**DATA FOR ANALYSIS:**
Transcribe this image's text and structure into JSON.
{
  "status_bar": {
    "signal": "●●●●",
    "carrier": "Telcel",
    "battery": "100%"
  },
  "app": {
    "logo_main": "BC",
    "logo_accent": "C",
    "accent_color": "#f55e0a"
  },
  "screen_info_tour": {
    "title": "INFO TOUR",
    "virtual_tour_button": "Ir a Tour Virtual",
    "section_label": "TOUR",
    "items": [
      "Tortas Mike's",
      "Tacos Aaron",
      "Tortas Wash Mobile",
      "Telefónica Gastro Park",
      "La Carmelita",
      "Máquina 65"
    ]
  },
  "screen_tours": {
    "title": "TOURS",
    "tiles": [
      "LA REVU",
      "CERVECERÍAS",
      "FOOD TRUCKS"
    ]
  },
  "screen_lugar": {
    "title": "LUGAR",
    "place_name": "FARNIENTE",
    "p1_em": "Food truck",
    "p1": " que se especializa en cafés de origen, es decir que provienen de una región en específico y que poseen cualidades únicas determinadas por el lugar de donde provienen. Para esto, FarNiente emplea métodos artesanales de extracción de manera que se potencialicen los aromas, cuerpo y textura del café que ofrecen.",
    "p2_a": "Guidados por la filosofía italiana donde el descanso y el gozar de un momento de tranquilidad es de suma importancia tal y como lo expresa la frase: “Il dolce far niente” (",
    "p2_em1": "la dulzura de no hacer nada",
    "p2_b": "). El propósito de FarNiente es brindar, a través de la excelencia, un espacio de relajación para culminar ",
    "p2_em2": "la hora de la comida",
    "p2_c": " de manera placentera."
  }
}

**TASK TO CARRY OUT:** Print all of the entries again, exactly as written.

**TASK ANSWER:**
Transcribe this image's text and structure into JSON.
{
  "status_bar": {
    "signal": "●●●●",
    "carrier": "Telcel",
    "battery": "100%"
  },
  "app": {
    "logo_main": "BC",
    "logo_accent": "C",
    "accent_color": "#f55e0a"
  },
  "screen_info_tour": {
    "title": "INFO TOUR",
    "virtual_tour_button": "Ir a Tour Virtual",
    "section_label": "TOUR",
    "items": [
      "Tortas Mike's",
      "Tacos Aaron",
      "Tortas Wash Mobile",
      "Telefónica Gastro Park",
      "La Carmelita",
      "Máquina 65"
    ]
  },
  "screen_tours": {
    "title": "TOURS",
    "tiles": [
      "LA REVU",
      "CERVECERÍAS",
      "FOOD TRUCKS"
    ]
  },
  "screen_lugar": {
    "title": "LUGAR",
    "place_name": "FARNIENTE",
    "p1_em": "Food truck",
    "p1": " que se especializa en cafés de origen, es decir que provienen de una región en específico y que poseen cualidades únicas determinadas por el lugar de donde provienen. Para esto, FarNiente emplea métodos artesanales de extracción de manera que se potencialicen los aromas, cuerpo y textura del café que ofrecen.",
    "p2_a": "Guidados por la filosofía italiana donde el descanso y el gozar de un momento de tranquilidad es de suma importancia tal y como lo expresa la frase: “Il dolce far niente” (",
    "p2_em1": "la dulzura de no hacer nada",
    "p2_b": "). El propósito de FarNiente es brindar, a través de la excelencia, un espacio de relajación para culminar ",
    "p2_em2": "la hora de la comida",
    "p2_c": " de manera placentera."
  }
}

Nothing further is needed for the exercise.